The devil wants us to lose hope, to despair, and to place our trust in anything but God.
One way he does this is by using our past sins against us and convincing us that we cannot be redeemed. He nags us and tells us that our sins will always be our downfall and that we are powerless against them. Yet this is the opposite of what Our Lord promises. By reading the Bible and listening to the words of Scripture at Mass, we can arm ourselves against the father of lies and know that God is our savior no matter what our past looks like.
Thigpen in the Manual For Spiritual Warfare says the way to combat this lie is to always keep close the second theological virtue: hope.
“The hope of salvation is a helmet, the Apostle Paul declares (1 Thes. 5:8). It’s essential for protecting the mind. The temptation to despair is a powerful tactic of the Enemy. If we lose hope for our salvation, we open our minds wide to all the poisonous thoughts that the enemy seeks to plant there. If we should conclude that we have no hope of winning the battle, why even fight? So we must never take off the helmet of hope if we hope to overcome the devil” (MSW page 58).
Scripture also reminds us that God never forsakes those who turn to him and who are truly repentant:
“I give them everlasting life, and they shall never perish, neither shall anyone snatch them out of my hand.”
“Who shall separate us from the love of Christ? Shall tribulation, or distress, or persecution, or hunger, or nakedness, or danger, or the sword?…In all these things we overcome because of Him who loved us. For I am sure that neither death nor life, nor angels nor principalities, nor things present, nor things to come, nor powers, nor height, nor depth, nor any other creature will be able to separate us from the love of God, which is in Christ Jesus our Lord.”
“So whoever is in Christ is a new creation: the old things have passed away; behold, new things have come.”
—2 Cor. 5:17
Lie #6: You don’t have to worry about the devil—he isn’t real.
The devil wants us to believe he is not real. His work in this world is much easier if we think he does not exist. After all, how could we fight an adversary if we don’t even know he exists?
Yet as Thigpen writes,
“The reality of demonic powers has been a constant doctrine of the Catholic Church ever since it was founded by Christ through his apostles. They and their ancestors spoke and wrote about Satan repeatedly. Through the centuries, the great teachers of the Church have consistently affirmed that Satan is real” (MSW page 6).
There are many references to the devil in scripture.

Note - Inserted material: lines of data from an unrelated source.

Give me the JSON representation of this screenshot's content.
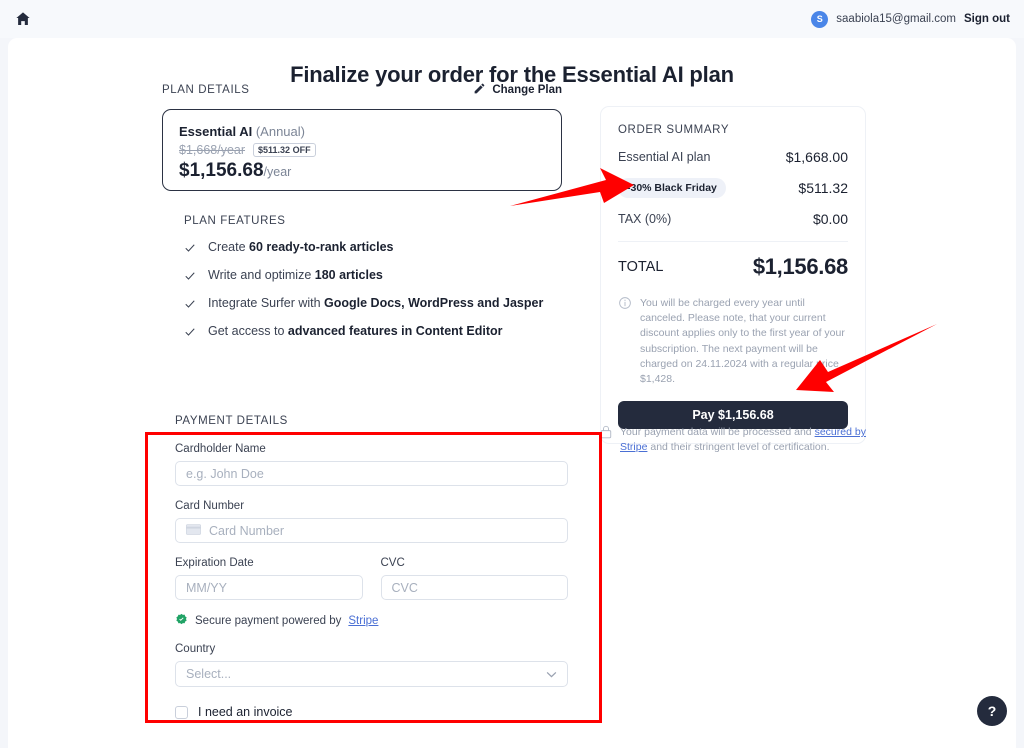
{
  "topbar": {
    "home_icon": "home-icon",
    "avatar_initial": "S",
    "email": "saabiola15@gmail.com",
    "sign_out": "Sign out"
  },
  "page_title": "Finalize your order for the Essential AI plan",
  "plan": {
    "section_label": "PLAN DETAILS",
    "change_plan": "Change Plan",
    "change_plan_icon": "pencil-icon",
    "name": "Essential AI",
    "term": "(Annual)",
    "old_price": "$1,668/year",
    "off_badge": "$511.32 OFF",
    "new_price": "$1,156.68",
    "new_price_suffix": "/year"
  },
  "features": {
    "section_label": "PLAN FEATURES",
    "check_icon": "check-icon",
    "items": [
      {
        "plain": "Create ",
        "bold": "60 ready-to-rank articles",
        "tail": ""
      },
      {
        "plain": "Write and optimize ",
        "bold": "180 articles",
        "tail": ""
      },
      {
        "plain": "Integrate Surfer with ",
        "bold": "Google Docs, WordPress and Jasper",
        "tail": ""
      },
      {
        "plain": "Get access to ",
        "bold": "advanced features in Content Editor",
        "tail": ""
      }
    ]
  },
  "payment": {
    "section_label": "PAYMENT DETAILS",
    "cardholder_label": "Cardholder Name",
    "cardholder_placeholder": "e.g. John Doe",
    "cardnumber_label": "Card Number",
    "cardnumber_placeholder": "Card Number",
    "cardnumber_icon": "credit-card-icon",
    "expiration_label": "Expiration Date",
    "expiration_placeholder": "MM/YY",
    "cvc_label": "CVC",
    "cvc_placeholder": "CVC",
    "secure_icon": "verified-badge-icon",
    "secure_text": "Secure payment powered by ",
    "secure_link": "Stripe",
    "country_label": "Country",
    "country_value": "Select...",
    "country_caret": "chevron-down-icon",
    "invoice_checkbox_label": "I need an invoice",
    "invoice_checked": false
  },
  "summary": {
    "section_label": "ORDER SUMMARY",
    "rows": [
      {
        "key": "Essential AI plan",
        "value": "$1,668.00",
        "pill": false
      },
      {
        "key": "-30% Black Friday",
        "value": "$511.32",
        "pill": true
      },
      {
        "key": "TAX (0%)",
        "value": "$0.00",
        "pill": false
      }
    ],
    "total_label": "TOTAL",
    "total_value": "$1,156.68",
    "info_icon": "info-circle-icon",
    "note_line1": "You will be charged every year until canceled.",
    "note_line2": "Please note, that your current discount applies only to the first year of your subscription.",
    "note_line3": "The next payment will be charged on 24.11.2024 with a regular price $1,428.",
    "pay_button": "Pay $1,156.68"
  },
  "secure_note": {
    "lock_icon": "lock-icon",
    "text_before": "Your payment data will be processed and ",
    "link": "secured by Stripe",
    "text_after": " and their stringent level of certification."
  },
  "help": {
    "label": "?",
    "icon": "question-mark-icon"
  },
  "annotations": {
    "highlight_color": "#ff0000",
    "arrow1_target": "black-friday-discount-pill",
    "arrow2_target": "pay-button",
    "box_target": "payment-details-form"
  }
}
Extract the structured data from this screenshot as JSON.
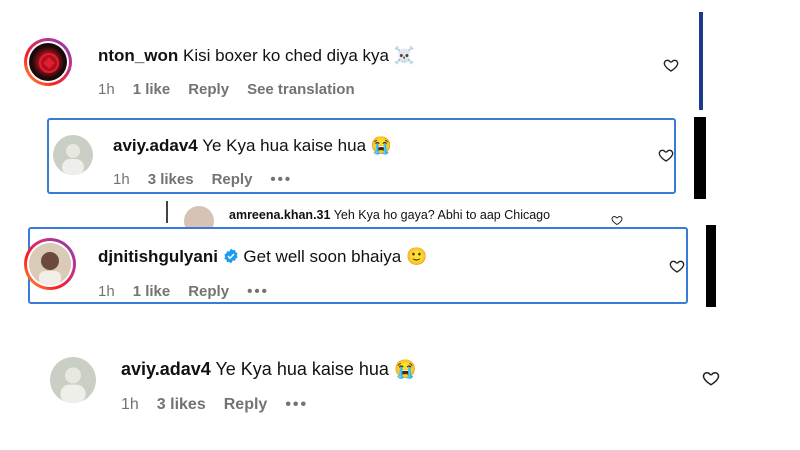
{
  "comments": [
    {
      "username": "nton_won",
      "text": "Kisi boxer ko ched diya kya",
      "emoji": "☠️",
      "time": "1h",
      "likes": "1 like",
      "reply": "Reply",
      "translation": "See translation"
    },
    {
      "username": "aviy.adav4",
      "text": "Ye Kya hua kaise hua",
      "emoji": "😭",
      "time": "1h",
      "likes": "3 likes",
      "reply": "Reply",
      "more": "•••"
    },
    {
      "username": "amreena.khan.31",
      "text": "Yeh Kya ho gaya? Abhi to aap Chicago"
    },
    {
      "username": "djnitishgulyani",
      "text": "Get well soon bhaiya",
      "emoji": "🙂",
      "time": "1h",
      "likes": "1 like",
      "reply": "Reply",
      "more": "•••"
    },
    {
      "username": "aviy.adav4",
      "text": "Ye Kya hua kaise hua",
      "emoji": "😭",
      "time": "1h",
      "likes": "3 likes",
      "reply": "Reply",
      "more": "•••"
    }
  ],
  "colors": {
    "highlight_border": "#3b7bd8",
    "verified": "#1d9bf0",
    "meta_text": "#737373"
  },
  "icons": {
    "like": "heart-outline-icon",
    "verified": "verified-badge-icon"
  }
}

The following are just a few:
“Be sober, be watchful! For your adversary, the Devil, like a roaring lion, goes about seeking someone to devour. Resist Him, steadfast in the faith.”

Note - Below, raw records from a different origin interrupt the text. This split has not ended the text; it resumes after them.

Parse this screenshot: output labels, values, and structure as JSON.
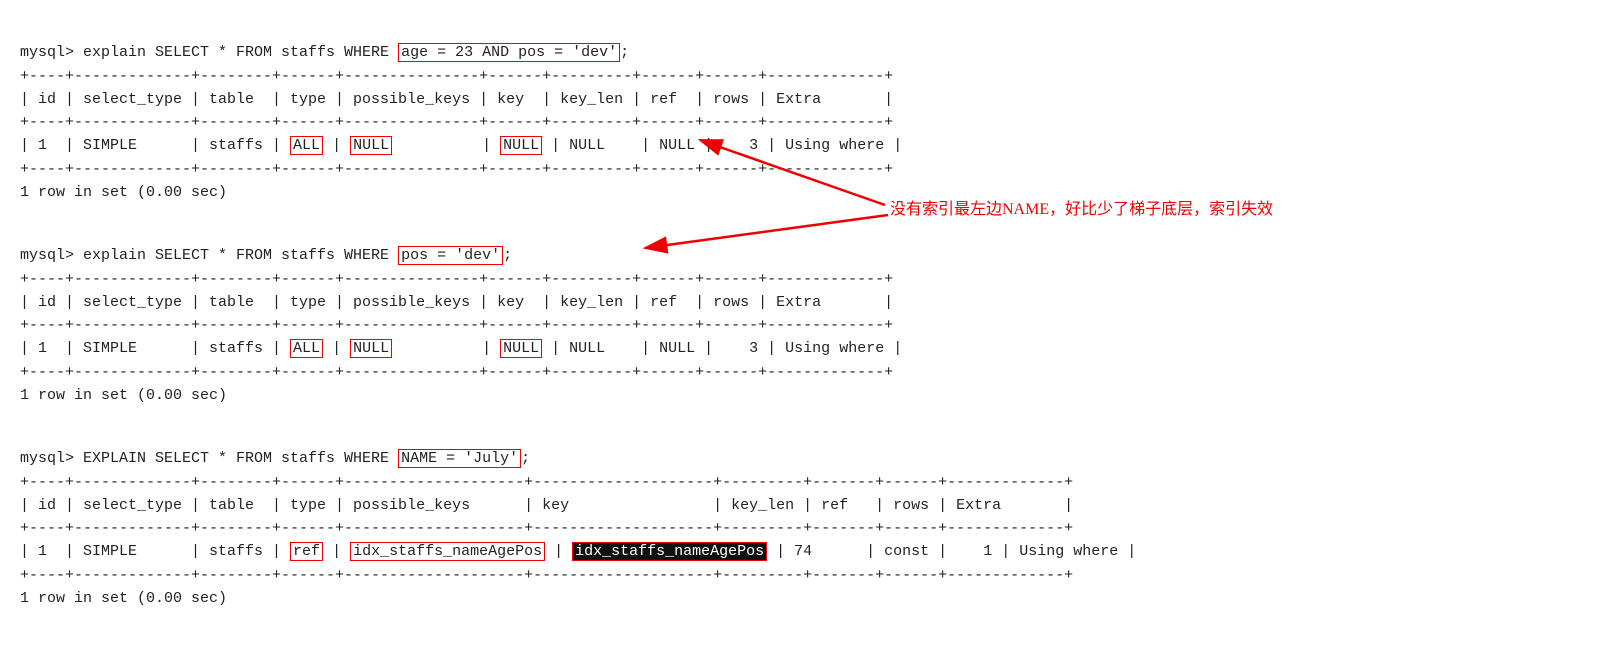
{
  "terminal": {
    "block1": {
      "cmd": "mysql> explain SELECT * FROM staffs WHERE ",
      "highlight1": "age = 23 AND pos = 'dev'",
      "cmd_end": ";",
      "divider1": "+----+-------------+--------+------+---------------+------+---------+------+------+-------------+",
      "header": "| id | select_type | table  | type | possible_keys | key  | key_len | ref  | rows | Extra       |",
      "divider2": "+----+-------------+--------+------+---------------+------+---------+------+------+-------------+",
      "row_highlight_type": "ALL",
      "row_highlight_keys": "NULL",
      "row_highlight_key": "NULL",
      "row_pre": "| 1  | SIMPLE      | staffs | ",
      "row_mid1": " | ",
      "row_mid2": "            | ",
      "row_mid3": " | NULL    | NULL |    3 | Using where |",
      "divider3": "+----+-------------+--------+------+---------------+------+---------+------+------+-------------+",
      "rowcount": "1 row in set (0.00 sec)"
    },
    "block2": {
      "cmd": "mysql> explain SELECT * FROM staffs WHERE ",
      "highlight": "pos = 'dev'",
      "cmd_end": ";",
      "divider1": "+----+-------------+--------+------+---------------+------+---------+------+------+-------------+",
      "header": "| id | select_type | table  | type | possible_keys | key  | key_len | ref  | rows | Extra       |",
      "divider2": "+----+-------------+--------+------+---------------+------+---------+------+------+-------------+",
      "row_pre": "| 1  | SIMPLE      | staffs | ",
      "row_highlight_type": "ALL",
      "row_highlight_keys": "NULL",
      "row_highlight_key": "NULL",
      "divider3": "+----+-------------+--------+------+---------------+------+---------+------+------+-------------+",
      "rowcount": "1 row in set (0.00 sec)"
    },
    "block3": {
      "cmd": "mysql> EXPLAIN SELECT * FROM staffs WHERE ",
      "highlight": "NAME = 'July'",
      "cmd_end": ";",
      "divider1": "+----+-------------+--------+------+--------------------+--------------------+---------+-------+------+-------------+",
      "header": "| id | select_type | table  | type | possible_keys      | key                | key_len | ref   | rows | Extra       |",
      "divider2": "+----+-------------+--------+------+--------------------+--------------------+---------+-------+------+-------------+",
      "row_pre": "| 1  | SIMPLE      | staffs | ",
      "row_highlight_type": "ref",
      "row_highlight_keys": "idx_staffs_nameAgePos",
      "row_highlight_key_black": "idx_staffs_nameAgePos",
      "row_end": " | 74      | const |    1 | Using where |",
      "divider3": "+----+-------------+--------+------+--------------------+--------------------+---------+-------+------+-------------+",
      "rowcount": "1 row in set (0.00 sec)"
    }
  },
  "annotation": {
    "text": "没有索引最左边NAME，好比少了梯子底层，索引失效"
  }
}
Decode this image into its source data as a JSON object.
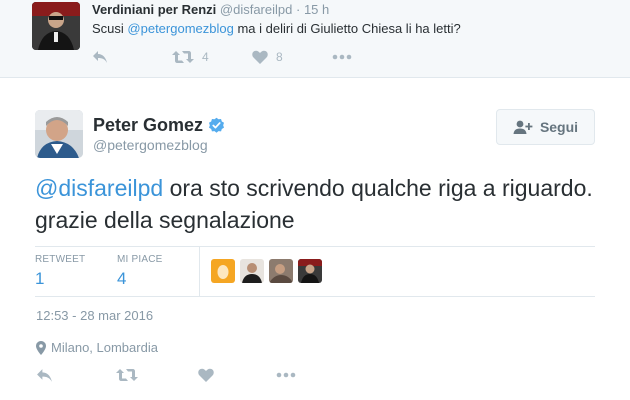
{
  "reply_tweet": {
    "name": "Verdiniani per Renzi",
    "handle": "@disfareilpd",
    "dot": "·",
    "time": "15 h",
    "text_prefix": "Scusi ",
    "mention": "@petergomezblog",
    "text_suffix": " ma i deliri di Giulietto Chiesa li ha letti?",
    "retweet_count": "4",
    "like_count": "8",
    "icons": [
      "reply-icon",
      "retweet-icon",
      "heart-icon",
      "more-icon"
    ]
  },
  "main_tweet": {
    "name": "Peter Gomez",
    "handle": "@petergomezblog",
    "follow_label": "Segui",
    "text_mention": "@disfareilpd",
    "text_body": " ora sto scrivendo qualche riga a riguardo. grazie della segnalazione",
    "stats": {
      "retweet_label": "RETWEET",
      "retweet_value": "1",
      "likes_label": "MI PIACE",
      "likes_value": "4"
    },
    "timestamp": "12:53 - 28 mar 2016",
    "location": "Milano, Lombardia",
    "icons": [
      "reply-icon",
      "retweet-icon",
      "heart-icon",
      "more-icon",
      "verified-badge-icon",
      "follow-user-icon",
      "location-pin-icon"
    ]
  },
  "colors": {
    "accent": "#3b94d9",
    "muted": "#8899a6",
    "action_icon": "#aab8c2",
    "verified": "#55acee",
    "header_bg": "#f5f8fa"
  }
}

—1 Peter 5:8-9
“Satan himself disguises himself as an angel of the light.”
“But I fear lest, as the serpent seduced Eve by his guile, so your minds may be corrupted and fall from a pure devotion to Christ.”
—2 Cor. 11:3
“Indeed what I have forgiven—if I have forgiven anything—I have done for your sakes, in the person of Christ, so that we may not be defeated by Satan; for we are not unaware of his devices.”
—2 Cor. 2: 10-11
Although we need to be aware of the devil’s constant harassment, we also need to remember that Christ won the battle. The sacraments allow us to draw our strength from God because through them we receive His Grace. So by staying close to the sacraments – to the Holy Eucharist and to confession – we stay close to Christ and we are able to fight off the devil more effectively.
Prayer is our weapon. We need to use it constantly.
Let us pray for strength and for God’s present help in danger. Most importantly let us always remember that God’s mercy is abundant and that He is with us always.
“You draw near this day to battle against your enemies; Let not your heart faint; do not fear, or tremble, or be in dread of them; for the Lord your God is He that goes with you, to fight for you against your enemies, to give you the victory.”Deuteronomy 20:3-4
Learn How to Fight!
Join our 21-part spiritual boot camp, led by U.S. Army Chaplain, Fr. Matt Pawlikowski, and learn how to defend yourself against Satan’s attacks. And then learn how to use the weapons God gives us to drive the Devil away. It’s a battle for your soul. Learn how to fight…and win!…with Spiritual Warfare.
Feature image: Lucifer by Franz Stuck. US:PD.